I am almost 40 years old and I can say the future of our environment's conservation lies in the youth. The truth is that as a young person, you have a personal responsibility to figure out your part in making things better because young people are the ones who are going to bear the negative effects of climate change and environmental degradation.
My turning point came in 2010 when I took part in the Oslo Climate and Forest Conference in Norway, where experts painted a grim picture of where the world would be if the warnings the scientists were giving were not heeded to. I can only imagine what will happen in 20 years to come. This is why I am using my voice as a musician to spread the word on the need for all of us to conserve our environment.
I applaud the government for the steps it has taken in terms of climate change. I can say there’s a national agenda and goal that we all need to support even though implementation is a problem. It is now up to the youth to get the right information and be specific in demanding for the change they want to see when it comes to the environment.

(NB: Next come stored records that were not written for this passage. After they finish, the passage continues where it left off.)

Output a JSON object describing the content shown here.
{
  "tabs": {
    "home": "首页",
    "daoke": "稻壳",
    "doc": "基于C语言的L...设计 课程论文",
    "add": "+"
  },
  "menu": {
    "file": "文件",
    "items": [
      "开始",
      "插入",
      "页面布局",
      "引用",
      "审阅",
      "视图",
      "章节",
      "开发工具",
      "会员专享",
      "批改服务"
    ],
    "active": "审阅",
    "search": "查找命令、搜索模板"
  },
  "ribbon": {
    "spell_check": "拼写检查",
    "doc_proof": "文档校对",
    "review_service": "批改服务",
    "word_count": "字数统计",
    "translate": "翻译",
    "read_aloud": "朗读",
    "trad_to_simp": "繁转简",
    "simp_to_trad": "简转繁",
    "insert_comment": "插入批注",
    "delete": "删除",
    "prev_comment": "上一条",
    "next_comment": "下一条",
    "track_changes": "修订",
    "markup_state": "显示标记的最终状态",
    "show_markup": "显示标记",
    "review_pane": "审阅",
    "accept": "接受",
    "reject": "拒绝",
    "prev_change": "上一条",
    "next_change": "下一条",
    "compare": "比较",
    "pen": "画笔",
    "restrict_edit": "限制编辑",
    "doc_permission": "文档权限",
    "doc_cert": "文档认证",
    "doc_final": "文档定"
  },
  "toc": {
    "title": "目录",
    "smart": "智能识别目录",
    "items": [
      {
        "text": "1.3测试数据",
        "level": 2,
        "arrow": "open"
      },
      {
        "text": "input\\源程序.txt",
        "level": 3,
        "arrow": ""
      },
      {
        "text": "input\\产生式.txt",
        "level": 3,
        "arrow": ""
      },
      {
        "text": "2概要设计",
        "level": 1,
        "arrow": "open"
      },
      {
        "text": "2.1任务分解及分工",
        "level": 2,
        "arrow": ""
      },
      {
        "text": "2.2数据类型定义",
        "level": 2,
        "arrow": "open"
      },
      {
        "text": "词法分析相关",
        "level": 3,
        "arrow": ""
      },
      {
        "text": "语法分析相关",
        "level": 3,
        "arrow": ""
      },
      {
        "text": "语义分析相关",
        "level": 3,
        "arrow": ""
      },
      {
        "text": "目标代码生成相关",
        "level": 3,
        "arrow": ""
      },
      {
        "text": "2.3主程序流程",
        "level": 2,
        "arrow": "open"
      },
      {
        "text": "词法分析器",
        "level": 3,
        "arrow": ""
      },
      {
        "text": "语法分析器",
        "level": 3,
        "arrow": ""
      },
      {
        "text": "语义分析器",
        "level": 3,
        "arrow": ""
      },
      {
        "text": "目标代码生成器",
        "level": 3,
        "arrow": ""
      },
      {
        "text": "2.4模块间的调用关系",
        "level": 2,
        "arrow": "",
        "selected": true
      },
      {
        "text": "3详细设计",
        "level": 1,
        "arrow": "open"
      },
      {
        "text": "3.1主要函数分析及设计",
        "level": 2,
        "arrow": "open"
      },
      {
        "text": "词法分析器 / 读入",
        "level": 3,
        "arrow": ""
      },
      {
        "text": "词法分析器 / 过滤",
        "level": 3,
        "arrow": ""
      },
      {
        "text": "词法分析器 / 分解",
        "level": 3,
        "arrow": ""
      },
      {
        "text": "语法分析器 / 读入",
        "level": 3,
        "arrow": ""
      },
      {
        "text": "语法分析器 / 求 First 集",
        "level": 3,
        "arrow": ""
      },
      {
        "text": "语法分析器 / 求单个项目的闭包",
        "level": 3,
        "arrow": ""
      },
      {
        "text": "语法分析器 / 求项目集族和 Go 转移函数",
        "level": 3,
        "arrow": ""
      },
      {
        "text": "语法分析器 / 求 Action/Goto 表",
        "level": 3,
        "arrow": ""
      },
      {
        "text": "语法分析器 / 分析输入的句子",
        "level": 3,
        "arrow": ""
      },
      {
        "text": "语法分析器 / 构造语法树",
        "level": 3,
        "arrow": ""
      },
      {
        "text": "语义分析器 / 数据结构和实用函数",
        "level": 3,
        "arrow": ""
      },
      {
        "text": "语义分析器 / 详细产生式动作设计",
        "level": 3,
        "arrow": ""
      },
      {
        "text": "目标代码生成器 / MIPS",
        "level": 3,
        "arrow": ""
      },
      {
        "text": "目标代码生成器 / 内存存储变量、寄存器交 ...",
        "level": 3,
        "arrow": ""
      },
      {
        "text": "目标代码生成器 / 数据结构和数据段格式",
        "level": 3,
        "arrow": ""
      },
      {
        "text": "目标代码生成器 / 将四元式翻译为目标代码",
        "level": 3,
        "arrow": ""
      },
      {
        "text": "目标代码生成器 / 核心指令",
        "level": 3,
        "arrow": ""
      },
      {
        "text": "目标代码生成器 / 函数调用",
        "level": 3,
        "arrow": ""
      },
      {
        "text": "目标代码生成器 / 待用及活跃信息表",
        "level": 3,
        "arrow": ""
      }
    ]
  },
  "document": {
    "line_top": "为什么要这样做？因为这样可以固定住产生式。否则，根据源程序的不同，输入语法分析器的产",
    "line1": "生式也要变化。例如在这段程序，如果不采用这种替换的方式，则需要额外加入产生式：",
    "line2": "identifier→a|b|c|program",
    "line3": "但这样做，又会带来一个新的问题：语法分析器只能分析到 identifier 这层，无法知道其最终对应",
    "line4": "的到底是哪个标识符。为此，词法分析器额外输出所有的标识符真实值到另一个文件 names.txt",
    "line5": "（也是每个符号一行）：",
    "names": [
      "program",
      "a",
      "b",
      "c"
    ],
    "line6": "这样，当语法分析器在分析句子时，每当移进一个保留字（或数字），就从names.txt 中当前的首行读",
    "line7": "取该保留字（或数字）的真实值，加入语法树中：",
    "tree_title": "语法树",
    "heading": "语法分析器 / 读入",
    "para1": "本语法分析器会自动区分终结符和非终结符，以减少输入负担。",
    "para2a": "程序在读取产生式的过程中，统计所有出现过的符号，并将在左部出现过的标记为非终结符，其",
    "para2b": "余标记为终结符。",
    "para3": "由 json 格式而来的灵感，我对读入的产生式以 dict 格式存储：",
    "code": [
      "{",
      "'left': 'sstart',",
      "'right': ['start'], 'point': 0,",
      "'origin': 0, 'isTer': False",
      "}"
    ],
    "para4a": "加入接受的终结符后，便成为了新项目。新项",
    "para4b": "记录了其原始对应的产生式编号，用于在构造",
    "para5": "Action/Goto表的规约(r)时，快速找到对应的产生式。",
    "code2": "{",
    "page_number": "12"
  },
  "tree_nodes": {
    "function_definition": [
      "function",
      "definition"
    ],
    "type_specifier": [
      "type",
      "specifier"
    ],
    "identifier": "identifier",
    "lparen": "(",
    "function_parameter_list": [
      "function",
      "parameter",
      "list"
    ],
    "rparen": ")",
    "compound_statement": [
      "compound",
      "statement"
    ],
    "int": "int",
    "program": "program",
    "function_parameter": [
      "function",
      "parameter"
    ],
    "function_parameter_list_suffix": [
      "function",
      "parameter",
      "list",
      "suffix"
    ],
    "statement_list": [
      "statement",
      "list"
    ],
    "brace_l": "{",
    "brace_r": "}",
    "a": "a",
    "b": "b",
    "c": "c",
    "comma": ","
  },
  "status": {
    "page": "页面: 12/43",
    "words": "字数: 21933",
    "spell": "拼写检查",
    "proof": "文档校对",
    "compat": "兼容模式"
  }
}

I have been working with the World Wide Fund for Nature Kenya for a while as a member of the council of ambassadors. This is group of influential people and environmental activists who have been selected to help champion conservation through our different platforms. Through my role, I have learnt that Kenyans lack individual responsibility in how we take care of our personal spaces and environment. We have a lot to learn when it comes to how we relate with ourselves, to the environment and people around us. We only see problems in our minds and lack confidence in providing solutions to these problems and I hope this will change in the long run.”
Compiled by Brygettes Ngana